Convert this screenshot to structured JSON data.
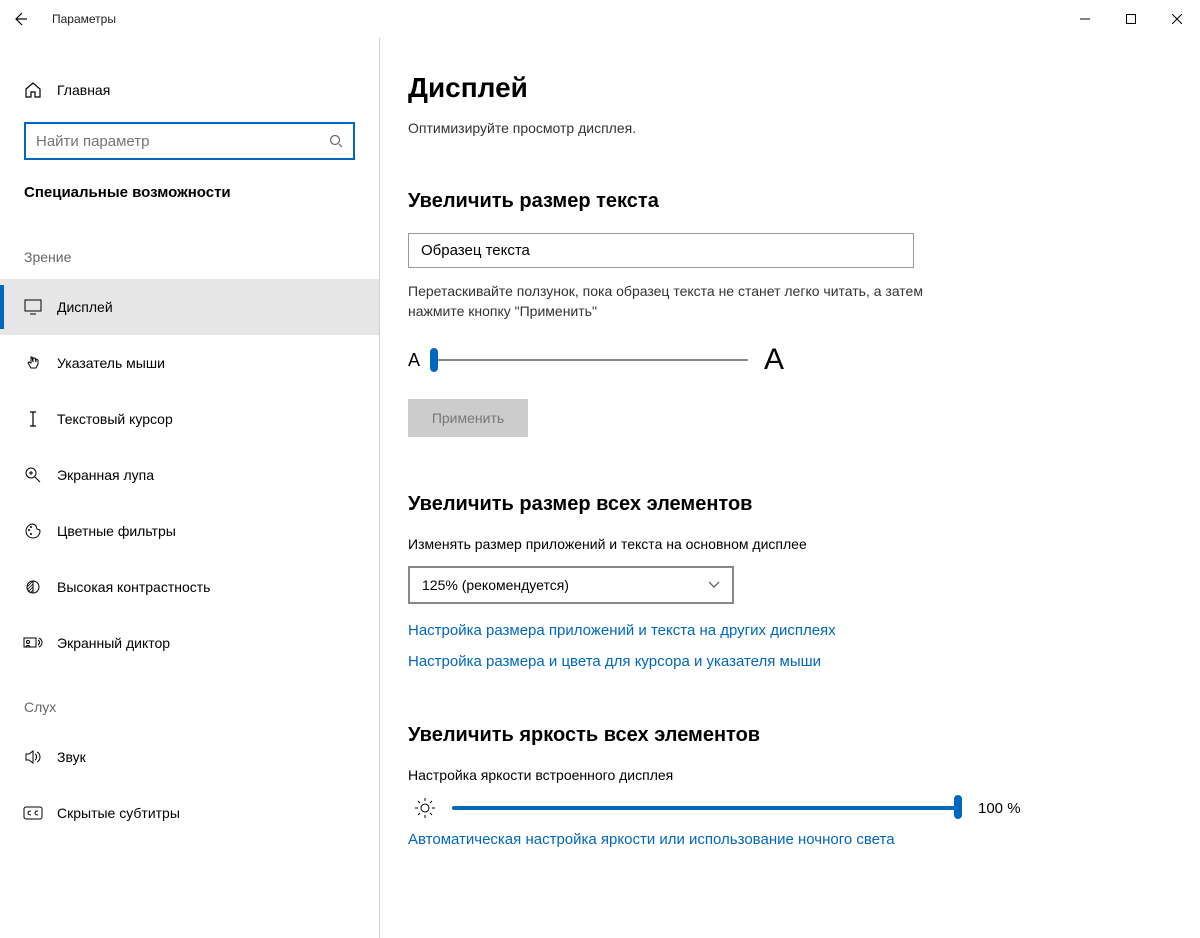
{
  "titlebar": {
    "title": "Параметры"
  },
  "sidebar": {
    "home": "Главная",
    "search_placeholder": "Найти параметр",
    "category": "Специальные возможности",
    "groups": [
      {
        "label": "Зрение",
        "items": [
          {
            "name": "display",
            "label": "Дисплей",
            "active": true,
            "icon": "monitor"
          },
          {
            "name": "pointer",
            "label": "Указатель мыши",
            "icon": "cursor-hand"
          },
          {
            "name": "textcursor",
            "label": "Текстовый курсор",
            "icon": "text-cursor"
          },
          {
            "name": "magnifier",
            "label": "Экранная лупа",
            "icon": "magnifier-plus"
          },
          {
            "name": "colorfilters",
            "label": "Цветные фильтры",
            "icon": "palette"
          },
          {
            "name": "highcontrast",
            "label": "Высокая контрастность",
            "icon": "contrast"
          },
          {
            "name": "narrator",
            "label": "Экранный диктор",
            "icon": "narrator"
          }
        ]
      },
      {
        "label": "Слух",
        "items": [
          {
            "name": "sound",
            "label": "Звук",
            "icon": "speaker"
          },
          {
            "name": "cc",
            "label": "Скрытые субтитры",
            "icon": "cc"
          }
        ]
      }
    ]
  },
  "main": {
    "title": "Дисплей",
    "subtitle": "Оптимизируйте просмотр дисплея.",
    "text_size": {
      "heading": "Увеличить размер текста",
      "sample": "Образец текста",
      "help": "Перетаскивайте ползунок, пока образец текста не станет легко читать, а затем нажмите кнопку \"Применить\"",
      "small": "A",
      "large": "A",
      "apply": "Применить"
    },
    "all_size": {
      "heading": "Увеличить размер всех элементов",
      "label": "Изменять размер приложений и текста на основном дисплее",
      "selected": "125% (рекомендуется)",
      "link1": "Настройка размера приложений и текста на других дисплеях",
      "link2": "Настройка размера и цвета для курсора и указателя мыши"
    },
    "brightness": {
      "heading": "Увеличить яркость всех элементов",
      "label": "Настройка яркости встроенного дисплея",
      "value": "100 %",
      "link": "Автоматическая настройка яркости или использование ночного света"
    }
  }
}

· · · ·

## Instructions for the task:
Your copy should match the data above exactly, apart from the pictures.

## Solution:
Convert this screenshot to structured JSON data.
{
  "titlebar": {
    "title": "Параметры"
  },
  "sidebar": {
    "home": "Главная",
    "search_placeholder": "Найти параметр",
    "category": "Специальные возможности",
    "groups": [
      {
        "label": "Зрение",
        "items": [
          {
            "name": "display",
            "label": "Дисплей",
            "active": true,
            "icon": "monitor"
          },
          {
            "name": "pointer",
            "label": "Указатель мыши",
            "icon": "cursor-hand"
          },
          {
            "name": "textcursor",
            "label": "Текстовый курсор",
            "icon": "text-cursor"
          },
          {
            "name": "magnifier",
            "label": "Экранная лупа",
            "icon": "magnifier-plus"
          },
          {
            "name": "colorfilters",
            "label": "Цветные фильтры",
            "icon": "palette"
          },
          {
            "name": "highcontrast",
            "label": "Высокая контрастность",
            "icon": "contrast"
          },
          {
            "name": "narrator",
            "label": "Экранный диктор",
            "icon": "narrator"
          }
        ]
      },
      {
        "label": "Слух",
        "items": [
          {
            "name": "sound",
            "label": "Звук",
            "icon": "speaker"
          },
          {
            "name": "cc",
            "label": "Скрытые субтитры",
            "icon": "cc"
          }
        ]
      }
    ]
  },
  "main": {
    "title": "Дисплей",
    "subtitle": "Оптимизируйте просмотр дисплея.",
    "text_size": {
      "heading": "Увеличить размер текста",
      "sample": "Образец текста",
      "help": "Перетаскивайте ползунок, пока образец текста не станет легко читать, а затем нажмите кнопку \"Применить\"",
      "small": "A",
      "large": "A",
      "apply": "Применить"
    },
    "all_size": {
      "heading": "Увеличить размер всех элементов",
      "label": "Изменять размер приложений и текста на основном дисплее",
      "selected": "125% (рекомендуется)",
      "link1": "Настройка размера приложений и текста на других дисплеях",
      "link2": "Настройка размера и цвета для курсора и указателя мыши"
    },
    "brightness": {
      "heading": "Увеличить яркость всех элементов",
      "label": "Настройка яркости встроенного дисплея",
      "value": "100 %",
      "link": "Автоматическая настройка яркости или использование ночного света"
    }
  }
}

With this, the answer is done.